[Dataset entries]
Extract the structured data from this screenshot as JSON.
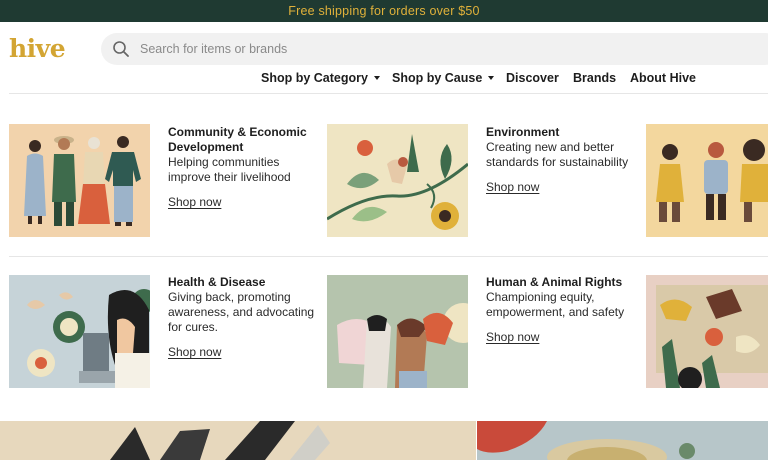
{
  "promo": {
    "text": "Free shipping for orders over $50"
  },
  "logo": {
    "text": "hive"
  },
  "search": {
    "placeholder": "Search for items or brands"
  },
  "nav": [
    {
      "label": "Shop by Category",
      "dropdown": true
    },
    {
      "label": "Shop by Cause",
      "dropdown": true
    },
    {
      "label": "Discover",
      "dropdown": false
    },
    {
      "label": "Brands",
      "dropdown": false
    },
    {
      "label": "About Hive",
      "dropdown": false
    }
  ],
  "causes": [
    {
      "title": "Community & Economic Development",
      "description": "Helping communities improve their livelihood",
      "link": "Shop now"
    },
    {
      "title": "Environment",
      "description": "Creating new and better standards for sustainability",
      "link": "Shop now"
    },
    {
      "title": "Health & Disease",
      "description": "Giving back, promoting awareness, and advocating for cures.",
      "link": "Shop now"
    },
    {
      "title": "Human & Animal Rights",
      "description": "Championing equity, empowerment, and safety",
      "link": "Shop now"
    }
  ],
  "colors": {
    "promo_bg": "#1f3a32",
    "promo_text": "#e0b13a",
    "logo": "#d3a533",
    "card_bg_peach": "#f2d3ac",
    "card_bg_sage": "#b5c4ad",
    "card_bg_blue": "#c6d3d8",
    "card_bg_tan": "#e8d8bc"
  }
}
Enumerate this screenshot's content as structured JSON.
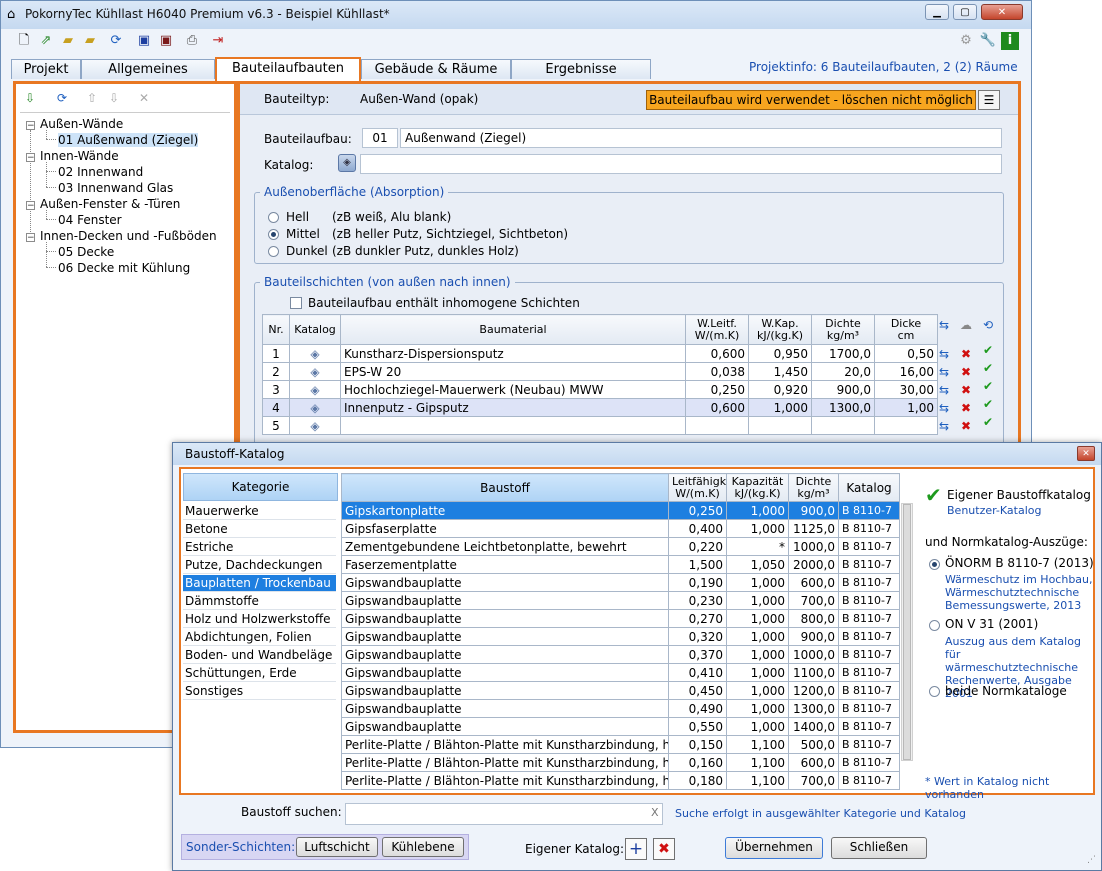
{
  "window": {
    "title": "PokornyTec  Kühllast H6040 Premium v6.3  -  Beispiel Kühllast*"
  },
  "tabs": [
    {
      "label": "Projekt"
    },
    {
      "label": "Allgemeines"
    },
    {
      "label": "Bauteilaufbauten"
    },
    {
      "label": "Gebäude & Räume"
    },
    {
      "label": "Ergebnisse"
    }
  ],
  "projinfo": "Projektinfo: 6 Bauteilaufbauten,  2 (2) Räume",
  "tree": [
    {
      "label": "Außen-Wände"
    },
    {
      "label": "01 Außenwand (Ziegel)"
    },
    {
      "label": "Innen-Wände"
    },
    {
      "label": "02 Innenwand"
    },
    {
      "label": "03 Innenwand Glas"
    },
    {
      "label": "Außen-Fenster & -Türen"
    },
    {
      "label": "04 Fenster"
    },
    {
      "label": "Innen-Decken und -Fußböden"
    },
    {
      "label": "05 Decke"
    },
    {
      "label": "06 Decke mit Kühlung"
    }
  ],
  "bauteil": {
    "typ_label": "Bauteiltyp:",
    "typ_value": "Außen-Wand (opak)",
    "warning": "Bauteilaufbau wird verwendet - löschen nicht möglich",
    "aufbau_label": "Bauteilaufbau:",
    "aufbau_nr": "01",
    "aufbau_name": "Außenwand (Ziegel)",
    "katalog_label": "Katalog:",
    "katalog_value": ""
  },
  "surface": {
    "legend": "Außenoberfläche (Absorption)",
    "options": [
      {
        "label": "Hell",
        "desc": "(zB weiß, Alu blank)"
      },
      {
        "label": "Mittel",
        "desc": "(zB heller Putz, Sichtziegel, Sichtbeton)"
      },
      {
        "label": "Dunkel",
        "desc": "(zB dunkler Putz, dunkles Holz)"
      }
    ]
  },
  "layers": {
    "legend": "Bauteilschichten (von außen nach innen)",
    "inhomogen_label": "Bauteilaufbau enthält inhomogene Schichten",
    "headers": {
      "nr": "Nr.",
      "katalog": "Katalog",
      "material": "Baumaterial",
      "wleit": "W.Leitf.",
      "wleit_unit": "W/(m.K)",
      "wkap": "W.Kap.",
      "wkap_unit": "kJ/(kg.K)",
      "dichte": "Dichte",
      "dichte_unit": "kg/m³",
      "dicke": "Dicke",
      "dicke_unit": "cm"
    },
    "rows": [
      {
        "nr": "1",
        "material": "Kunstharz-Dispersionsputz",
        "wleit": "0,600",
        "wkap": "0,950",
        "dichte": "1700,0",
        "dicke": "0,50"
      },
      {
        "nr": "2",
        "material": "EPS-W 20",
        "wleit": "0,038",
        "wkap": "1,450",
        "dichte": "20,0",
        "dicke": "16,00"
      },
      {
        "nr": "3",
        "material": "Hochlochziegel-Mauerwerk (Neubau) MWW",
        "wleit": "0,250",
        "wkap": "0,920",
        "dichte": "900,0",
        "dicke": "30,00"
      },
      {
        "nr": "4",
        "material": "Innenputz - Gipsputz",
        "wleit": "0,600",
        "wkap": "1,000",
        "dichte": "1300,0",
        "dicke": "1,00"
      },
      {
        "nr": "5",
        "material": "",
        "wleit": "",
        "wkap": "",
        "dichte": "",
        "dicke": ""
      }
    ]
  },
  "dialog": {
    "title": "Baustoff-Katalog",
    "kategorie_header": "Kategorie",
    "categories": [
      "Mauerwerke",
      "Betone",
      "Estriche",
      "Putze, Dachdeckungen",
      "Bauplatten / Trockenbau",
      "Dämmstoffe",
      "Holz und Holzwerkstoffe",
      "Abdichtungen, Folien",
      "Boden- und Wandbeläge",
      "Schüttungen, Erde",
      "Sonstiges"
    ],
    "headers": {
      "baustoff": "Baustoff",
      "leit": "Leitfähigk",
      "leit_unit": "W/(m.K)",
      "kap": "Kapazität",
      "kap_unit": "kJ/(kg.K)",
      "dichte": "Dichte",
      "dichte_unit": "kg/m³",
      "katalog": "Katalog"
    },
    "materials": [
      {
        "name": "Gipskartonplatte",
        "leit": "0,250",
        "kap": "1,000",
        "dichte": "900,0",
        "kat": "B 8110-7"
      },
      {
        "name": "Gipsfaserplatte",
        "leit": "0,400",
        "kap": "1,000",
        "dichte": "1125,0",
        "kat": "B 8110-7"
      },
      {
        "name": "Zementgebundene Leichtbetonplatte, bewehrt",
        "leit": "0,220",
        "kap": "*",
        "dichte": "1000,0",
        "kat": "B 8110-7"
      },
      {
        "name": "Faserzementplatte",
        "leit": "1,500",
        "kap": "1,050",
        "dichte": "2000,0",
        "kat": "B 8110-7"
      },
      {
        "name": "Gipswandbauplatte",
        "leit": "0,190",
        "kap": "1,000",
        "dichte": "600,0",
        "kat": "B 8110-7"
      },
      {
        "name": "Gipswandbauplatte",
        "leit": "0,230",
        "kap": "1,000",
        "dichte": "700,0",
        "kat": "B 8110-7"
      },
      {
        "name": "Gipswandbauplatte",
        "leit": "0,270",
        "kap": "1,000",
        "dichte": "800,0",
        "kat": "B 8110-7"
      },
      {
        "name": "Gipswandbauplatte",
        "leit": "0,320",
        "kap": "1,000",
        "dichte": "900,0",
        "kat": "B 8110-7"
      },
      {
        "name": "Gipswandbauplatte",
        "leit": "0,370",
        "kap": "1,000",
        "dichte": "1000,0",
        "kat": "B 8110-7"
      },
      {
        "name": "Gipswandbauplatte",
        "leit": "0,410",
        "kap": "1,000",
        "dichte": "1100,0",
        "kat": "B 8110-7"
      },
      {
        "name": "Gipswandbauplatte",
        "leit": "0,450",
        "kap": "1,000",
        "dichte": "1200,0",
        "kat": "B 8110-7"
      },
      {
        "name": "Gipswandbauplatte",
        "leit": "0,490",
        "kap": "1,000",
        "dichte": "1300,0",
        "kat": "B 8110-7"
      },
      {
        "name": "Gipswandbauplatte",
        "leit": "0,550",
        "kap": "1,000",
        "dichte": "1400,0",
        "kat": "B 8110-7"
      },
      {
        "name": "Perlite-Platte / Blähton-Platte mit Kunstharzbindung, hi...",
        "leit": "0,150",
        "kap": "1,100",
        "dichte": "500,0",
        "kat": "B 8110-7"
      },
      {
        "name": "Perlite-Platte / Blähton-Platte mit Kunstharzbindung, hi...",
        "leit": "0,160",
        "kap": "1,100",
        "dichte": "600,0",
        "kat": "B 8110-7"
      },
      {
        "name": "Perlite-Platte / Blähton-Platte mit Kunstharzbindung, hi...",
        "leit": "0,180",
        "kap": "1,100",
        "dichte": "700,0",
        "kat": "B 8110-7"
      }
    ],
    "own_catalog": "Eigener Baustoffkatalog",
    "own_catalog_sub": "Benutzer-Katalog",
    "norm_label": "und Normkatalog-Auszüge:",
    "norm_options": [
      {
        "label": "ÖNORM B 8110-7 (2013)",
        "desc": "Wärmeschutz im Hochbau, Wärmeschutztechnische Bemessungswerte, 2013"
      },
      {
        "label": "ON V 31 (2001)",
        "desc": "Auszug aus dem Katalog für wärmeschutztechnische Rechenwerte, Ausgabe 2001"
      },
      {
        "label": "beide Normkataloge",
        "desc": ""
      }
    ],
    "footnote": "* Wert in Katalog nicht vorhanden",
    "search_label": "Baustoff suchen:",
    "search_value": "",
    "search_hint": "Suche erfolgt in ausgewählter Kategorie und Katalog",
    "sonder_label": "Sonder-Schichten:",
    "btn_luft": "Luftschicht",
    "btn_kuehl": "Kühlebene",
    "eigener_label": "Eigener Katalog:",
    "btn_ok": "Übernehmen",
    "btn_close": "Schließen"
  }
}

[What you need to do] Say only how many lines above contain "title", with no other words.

[Reply to the exercise] 6